This is the closest that it gets to “waiting in line to enter the US.” Anyone can apply to be entered into the lottery to win the opportunity to apply for a green card. One major exception: since the purpose of this program is supposedly to gather a diverse group of immigrants, citizens of the top 15 countries who send immigrants to the US are excluded. For 2017, that means: Bangladesh, Brazil, Canada, China (mainland-born), Colombia, the Dominican Republic, El Salvador, Haiti, India, Jamaica, Mexico, Nigeria, Pakistan, Peru, Philippines, South Korea, the United Kingdom (except Northern Ireland) and its dependent territories, and Vietnam. Also, in order to qualify, potential immigrants must have a high school degree or two years of work experience in a field that requires training. Finally, there are 50,000 visas available through this program; in 2015, 14.3 million people applied. The visas are distributed per continent, meaning that people from Oceania had an 8% chance of winning a visa; everyone else’s chances were less than 1.5%

For an excellent story of what the process is like when you do win this lottery, check out this podcast from This American Life, Episode 560: Abdi and the Golden Ticket. (Imagine your life-changing opportunity depending on your high school’s ability to send your transcript on time before your interview with the US consulate.)

Refugees and Asylum Claimants
Much has been written on how refugees are screened, a complicated process that involves coordination from the United Nations. Here are some articles that explain refugee visas in more depth:

People can also travel to the United States by any means and, once inside the country, apply for asylum, based on the fear that your life will be threatened in your home country due to your race, religion, nationality, membership in a particular social group, or political opinion. The application for asylum must be filed within a year of arriving in the US, and if your application is denied, you become deportable. In 2014, 34% those granted asylum were from China, and 12% (the second-largest group) from Egypt. About 11% were from Latin America/South America.

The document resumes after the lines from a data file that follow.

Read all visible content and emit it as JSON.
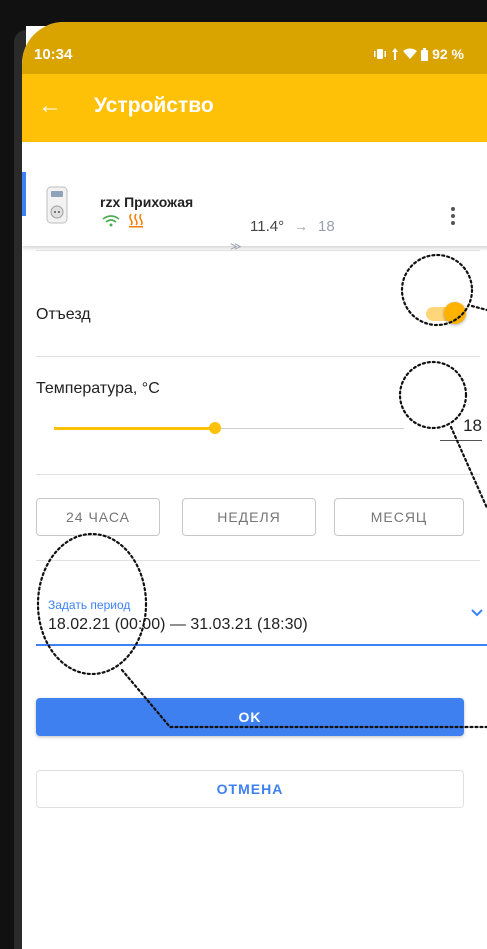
{
  "status_bar": {
    "time": "10:34",
    "battery": "92 %",
    "icons": [
      "vibrate-icon",
      "wifi-icon",
      "battery-icon"
    ]
  },
  "app_bar": {
    "title": "Устройство",
    "back_icon": "arrow-left-icon"
  },
  "device": {
    "name": "rzx Прихожая",
    "current_temp": "11.4°",
    "arrow": "→",
    "target_temp": "18",
    "icons": [
      "socket-thermostat-icon",
      "wifi-icon",
      "heating-icon",
      "more-vert-icon",
      "expand-more-icon"
    ]
  },
  "away": {
    "label": "Отъезд",
    "enabled": true
  },
  "temperature": {
    "label": "Температура, °C",
    "value": "18",
    "slider_fraction": 0.46
  },
  "periods": [
    {
      "label": "24 ЧАСА"
    },
    {
      "label": "НЕДЕЛЯ"
    },
    {
      "label": "МЕСЯЦ"
    }
  ],
  "period_field": {
    "label": "Задать период",
    "value": "18.02.21 (00:00) — 31.03.21 (18:30)"
  },
  "actions": {
    "ok": "OK",
    "cancel": "ОТМЕНА"
  },
  "colors": {
    "accent": "#ffc107",
    "status": "#d9a400",
    "primary": "#3f80f0"
  }
}
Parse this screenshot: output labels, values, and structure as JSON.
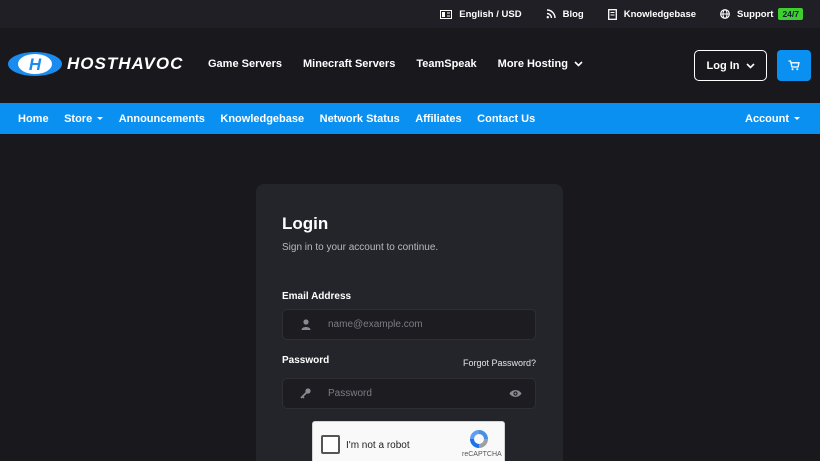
{
  "topbar": {
    "language": "English / USD",
    "blog": "Blog",
    "knowledgebase": "Knowledgebase",
    "support": "Support",
    "support_badge": "24/7"
  },
  "brand": {
    "name": "HOSTHAVOC",
    "color": "#1a8cf0"
  },
  "nav": {
    "items": [
      "Game Servers",
      "Minecraft Servers",
      "TeamSpeak",
      "More Hosting"
    ],
    "login_label": "Log In"
  },
  "subnav": {
    "items": [
      "Home",
      "Store",
      "Announcements",
      "Knowledgebase",
      "Network Status",
      "Affiliates",
      "Contact Us"
    ],
    "account": "Account",
    "color": "#0a90f0"
  },
  "login": {
    "title": "Login",
    "subtitle": "Sign in to your account to continue.",
    "email_label": "Email Address",
    "email_placeholder": "name@example.com",
    "password_label": "Password",
    "forgot": "Forgot Password?",
    "password_placeholder": "Password"
  },
  "captcha": {
    "label": "I'm not a robot",
    "brand": "reCAPTCHA"
  }
}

Work Visas
If you think that immigrants are coming to the US and stealing jobs away from Americans…well, the system in place is designed to prevent that. 140,000 work visas are available per year to foreign nationals. In order for a company to sponsor a employee for immigration, they must first obtain a labor certification. This document “establishes that there are insufficient U.S. workers who are able, willing, qualified, and available to fill the position being offered to the alien at the time and place where the alien is to be employed, and that the employment of the alien, if qualified, will not adversely affect the wages and working conditions of similarly employed U.S. workers.” In other words, the company has to show that they tried to hire US workers, but could not find anyone qualified enough, and that the pay for the position is at least at the average level, not below-market wages. As proof, the company usually has to submit evidence like job postings (published in at least three different places) and resumes of applicants who were rejected for the position. Once again, since there are more applicants than visas, they are distributed among workers based on three levels of classification: category 1 workers are extremely qualified (as in they hold Nobel prizes, Pulitzer prizes, Olympic medals, or other international proof of their extraordinary ability); category 2 workers include those with advanced degrees (masters/PhD) and category 3 workers have at least two years of training in their employment field.

How do non-US residents convince companies to hire and sponsor them? Most of the foreign-born people I know who are now working in the United States first arrived here on student visas. Part of this visa is something called Optional Practical Training (OPT), which gives student visa holders permission to work in the US for 12 months (28 months for STEM majors). After a year or two working for a company under OPT, it becomes easier to argue that they are the most qualified candidate for the job.

Of course, my favorite foreigner currently working in the US is my husband. Stay tuned for the thrilling tale of how, with just $2000+ dollars and 30 bazillion forms (give or take), we obtained permanent residency for him after our marriage!